Football Preview 2017: Calm, cool, collected Jessop ready to lead Rams

Shepherd backup QB Connor Jessop (8) stiff arms Grand Valley State's Garrett Pougnet (25) as he scrambles for yards during the fourth quarter. Ron Agnir/Journal

Connor Jessop is as calm as they come.

He’s laid back and cooler than California.

He’s not fiery, as fellow redheads are stereotyped to be. Plus, he’s been extremely patient as the backup quarterback at Shepherd the past two seasons, which amazes Shepherd coach Monte Cater.

“For someone to be that patient, it’s awesome to see,” Cater said.

Jessop just does whatever needs to be done.

It’s no wonder he’s an aficionado of coffee. He loves it and needs it, given his demeanor, for a kickstart. A quick call into action works the same as the java. It’s a jolt.

Jessop made significant plays in a pair of playoff games the past two seasons when four-year starter at quarterback and career-record-holder for passing,  Jeff Ziemba, got hurt and Jessop needed to play.

The first time came in the 2015 national semifinals as Shepherd hosted Grand Valley State.

Jessop entered the action early in the first series when Ziemba suffered a shoulder injury. The backup finished the drive that resulted in a touchdown and led the Shepherd to victory and a spot in the school’s first national championship game.

“I think the whole team did a good job of coming together; we really stepped up,” Jessop said. “Billy (Brown) had some big catches, C.J. (Davis) a pick-six, (Adam) Coles two interceptions.

“As a team, we came together.”

A year later in a Super Region 1 victory over California (Pennsylvania), Ziemba took a crushing blow to his helmet and was left dazed. Jessop dazzled again, coming in for one play, a fourth-and-1 situation, and pushed over for a touchdown that gave Shepherd a late, two-score lead in a victory.

“That’s the 1-yard line,” Jessop said. “I think I got pushed more than anything. The offensive line gets the credit.”

It’s a reflection of his carefree approach.

“I’ve always been a team-first guy,” Jessop said. “It goes back to Little League. Dad sat me on the bench ‘If you’re not in it for the team, don’t be in it at all.'”

He learned from that.

“I’d rather be a backup on a 13-1 team than a starter on a 2-8 team,” he said.

Jessop also played in place of Ziemba during the regular season a season ago, and all he did was pass for a team-record 480 yards and six touchdowns in a 70-24 win over West Virginia State.

“I had time to prepare,” Jessop said. “I don’t think I got touched all game.”

That would include touchdown runs of 49 and 1 yards by Jessop.

He said it was simply a case of the offense running in high-gear, and he just did what was required.

Some of the other things he did came in end-of-game situations with Shepherd well in command.

For his career at Shepherd, the transfer from Virginia Tech has played in 16 games, completing 54 of 74 passes for 1,005 yards.

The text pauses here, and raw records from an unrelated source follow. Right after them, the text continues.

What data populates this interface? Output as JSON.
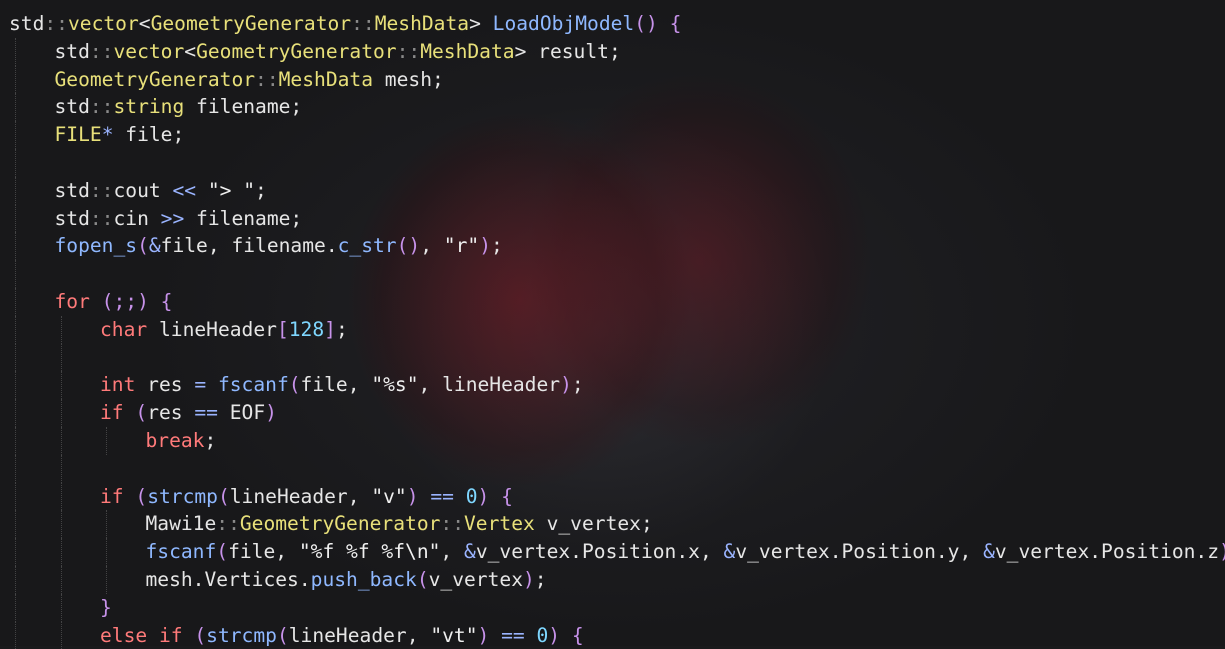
{
  "colors": {
    "plain": "#e6e6e6",
    "keyword": "#ff7a7a",
    "type": "#e8e07a",
    "function": "#8fb8ff",
    "number": "#7fd7ff",
    "operator": "#9ab4ff",
    "scope": "#8a8a8a",
    "background": "#1a1a1c"
  },
  "code_lines": [
    {
      "indent": 0,
      "tokens": [
        [
          "plain",
          "std"
        ],
        [
          "scope",
          "::"
        ],
        [
          "type",
          "vector"
        ],
        [
          "plain",
          "<"
        ],
        [
          "type",
          "GeometryGenerator"
        ],
        [
          "scope",
          "::"
        ],
        [
          "type",
          "MeshData"
        ],
        [
          "plain",
          "> "
        ],
        [
          "fn",
          "LoadObjModel"
        ],
        [
          "kw2",
          "() {"
        ]
      ]
    },
    {
      "indent": 1,
      "tokens": [
        [
          "plain",
          "std"
        ],
        [
          "scope",
          "::"
        ],
        [
          "type",
          "vector"
        ],
        [
          "plain",
          "<"
        ],
        [
          "type",
          "GeometryGenerator"
        ],
        [
          "scope",
          "::"
        ],
        [
          "type",
          "MeshData"
        ],
        [
          "plain",
          "> result;"
        ]
      ]
    },
    {
      "indent": 1,
      "tokens": [
        [
          "type",
          "GeometryGenerator"
        ],
        [
          "scope",
          "::"
        ],
        [
          "type",
          "MeshData"
        ],
        [
          "plain",
          " mesh;"
        ]
      ]
    },
    {
      "indent": 1,
      "tokens": [
        [
          "plain",
          "std"
        ],
        [
          "scope",
          "::"
        ],
        [
          "type",
          "string"
        ],
        [
          "plain",
          " filename;"
        ]
      ]
    },
    {
      "indent": 1,
      "tokens": [
        [
          "type",
          "FILE"
        ],
        [
          "op",
          "*"
        ],
        [
          "plain",
          " file;"
        ]
      ]
    },
    {
      "indent": 1,
      "tokens": []
    },
    {
      "indent": 1,
      "tokens": [
        [
          "plain",
          "std"
        ],
        [
          "scope",
          "::"
        ],
        [
          "plain",
          "cout "
        ],
        [
          "op",
          "<<"
        ],
        [
          "str",
          " \"> \""
        ],
        [
          "plain",
          ";"
        ]
      ]
    },
    {
      "indent": 1,
      "tokens": [
        [
          "plain",
          "std"
        ],
        [
          "scope",
          "::"
        ],
        [
          "plain",
          "cin "
        ],
        [
          "op",
          ">>"
        ],
        [
          "plain",
          " filename;"
        ]
      ]
    },
    {
      "indent": 1,
      "tokens": [
        [
          "fn",
          "fopen_s"
        ],
        [
          "kw2",
          "("
        ],
        [
          "op",
          "&"
        ],
        [
          "plain",
          "file, filename."
        ],
        [
          "fn",
          "c_str"
        ],
        [
          "kw2",
          "()"
        ],
        [
          "plain",
          ", "
        ],
        [
          "str",
          "\"r\""
        ],
        [
          "kw2",
          ")"
        ],
        [
          "plain",
          ";"
        ]
      ]
    },
    {
      "indent": 1,
      "tokens": []
    },
    {
      "indent": 1,
      "tokens": [
        [
          "kw",
          "for"
        ],
        [
          "kw2",
          " (;;) {"
        ]
      ]
    },
    {
      "indent": 2,
      "tokens": [
        [
          "kw",
          "char"
        ],
        [
          "plain",
          " lineHeader"
        ],
        [
          "kw2",
          "["
        ],
        [
          "num",
          "128"
        ],
        [
          "kw2",
          "]"
        ],
        [
          "plain",
          ";"
        ]
      ]
    },
    {
      "indent": 2,
      "tokens": []
    },
    {
      "indent": 2,
      "tokens": [
        [
          "kw",
          "int"
        ],
        [
          "plain",
          " res "
        ],
        [
          "op",
          "="
        ],
        [
          "plain",
          " "
        ],
        [
          "fn",
          "fscanf"
        ],
        [
          "kw2",
          "("
        ],
        [
          "plain",
          "file, "
        ],
        [
          "str",
          "\"%s\""
        ],
        [
          "plain",
          ", lineHeader"
        ],
        [
          "kw2",
          ")"
        ],
        [
          "plain",
          ";"
        ]
      ]
    },
    {
      "indent": 2,
      "tokens": [
        [
          "kw",
          "if"
        ],
        [
          "kw2",
          " ("
        ],
        [
          "plain",
          "res "
        ],
        [
          "op",
          "=="
        ],
        [
          "plain",
          " EOF"
        ],
        [
          "kw2",
          ")"
        ]
      ]
    },
    {
      "indent": 3,
      "tokens": [
        [
          "kw",
          "break"
        ],
        [
          "plain",
          ";"
        ]
      ]
    },
    {
      "indent": 2,
      "tokens": []
    },
    {
      "indent": 2,
      "tokens": [
        [
          "kw",
          "if"
        ],
        [
          "kw2",
          " ("
        ],
        [
          "fn",
          "strcmp"
        ],
        [
          "kw2",
          "("
        ],
        [
          "plain",
          "lineHeader, "
        ],
        [
          "str",
          "\"v\""
        ],
        [
          "kw2",
          ")"
        ],
        [
          "plain",
          " "
        ],
        [
          "op",
          "=="
        ],
        [
          "plain",
          " "
        ],
        [
          "num",
          "0"
        ],
        [
          "kw2",
          ") {"
        ]
      ]
    },
    {
      "indent": 3,
      "tokens": [
        [
          "plain",
          "Mawi1e"
        ],
        [
          "scope",
          "::"
        ],
        [
          "type",
          "GeometryGenerator"
        ],
        [
          "scope",
          "::"
        ],
        [
          "type",
          "Vertex"
        ],
        [
          "plain",
          " v_vertex;"
        ]
      ]
    },
    {
      "indent": 3,
      "tokens": [
        [
          "fn",
          "fscanf"
        ],
        [
          "kw2",
          "("
        ],
        [
          "plain",
          "file, "
        ],
        [
          "str",
          "\"%f %f %f\\n\""
        ],
        [
          "plain",
          ", "
        ],
        [
          "op",
          "&"
        ],
        [
          "plain",
          "v_vertex.Position.x, "
        ],
        [
          "op",
          "&"
        ],
        [
          "plain",
          "v_vertex.Position.y, "
        ],
        [
          "op",
          "&"
        ],
        [
          "plain",
          "v_vertex.Position.z"
        ],
        [
          "kw2",
          ")"
        ],
        [
          "plain",
          ";"
        ]
      ]
    },
    {
      "indent": 3,
      "tokens": [
        [
          "plain",
          "mesh.Vertices."
        ],
        [
          "fn",
          "push_back"
        ],
        [
          "kw2",
          "("
        ],
        [
          "plain",
          "v_vertex"
        ],
        [
          "kw2",
          ")"
        ],
        [
          "plain",
          ";"
        ]
      ]
    },
    {
      "indent": 2,
      "tokens": [
        [
          "kw2",
          "}"
        ]
      ]
    },
    {
      "indent": 2,
      "tokens": [
        [
          "kw",
          "else if"
        ],
        [
          "kw2",
          " ("
        ],
        [
          "fn",
          "strcmp"
        ],
        [
          "kw2",
          "("
        ],
        [
          "plain",
          "lineHeader, "
        ],
        [
          "str",
          "\"vt\""
        ],
        [
          "kw2",
          ")"
        ],
        [
          "plain",
          " "
        ],
        [
          "op",
          "=="
        ],
        [
          "plain",
          " "
        ],
        [
          "num",
          "0"
        ],
        [
          "kw2",
          ") {"
        ]
      ]
    }
  ]
}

Now he’s Shepherd’s starter. It’s his team to run as the Rams pursue a third Mountain East Conference title in a row.

“I’m excited,” Jessop said. “I learned a lot from Jeff in two years backing him up. He was a great quarterback. I’m looking forward to it.

“I’m looking forward to it, getting to be the quarterback should be huge.”

He took up yoga in the offseason, which proved helpful when all he could do during spring football was observe. An NCAA rule limiting the number of semesters a player can play football left him unavailable.

“It was tough not to participate, but it gave other guys a chance,” Jessop said.

Guys who could be the next Jessop, coming to the rescue in times of need.

He also worked on trying to keep his weight in place. The 6-foot-4 quarterback went anywhere from 218 pounds to 200 last season.

“I was a string bean,” Jessop said.

The quarterback knows he won’t have the same offensive performers around him this season.

“We got some holes to fill, we know that,” Jessop said. “Everybody’s got to step up.”

Including Jessop, who is a more of a threat to run than was Ziemba, adding a dimension to Shepherd’s offense.

Jessop said he got picked on as a youngster for his red hair and collected an assortment of nicknames, some of which were not very flattering – ‘Anything but Connor,’ he said.

“It motivated me to get better for sports,” Jessop said.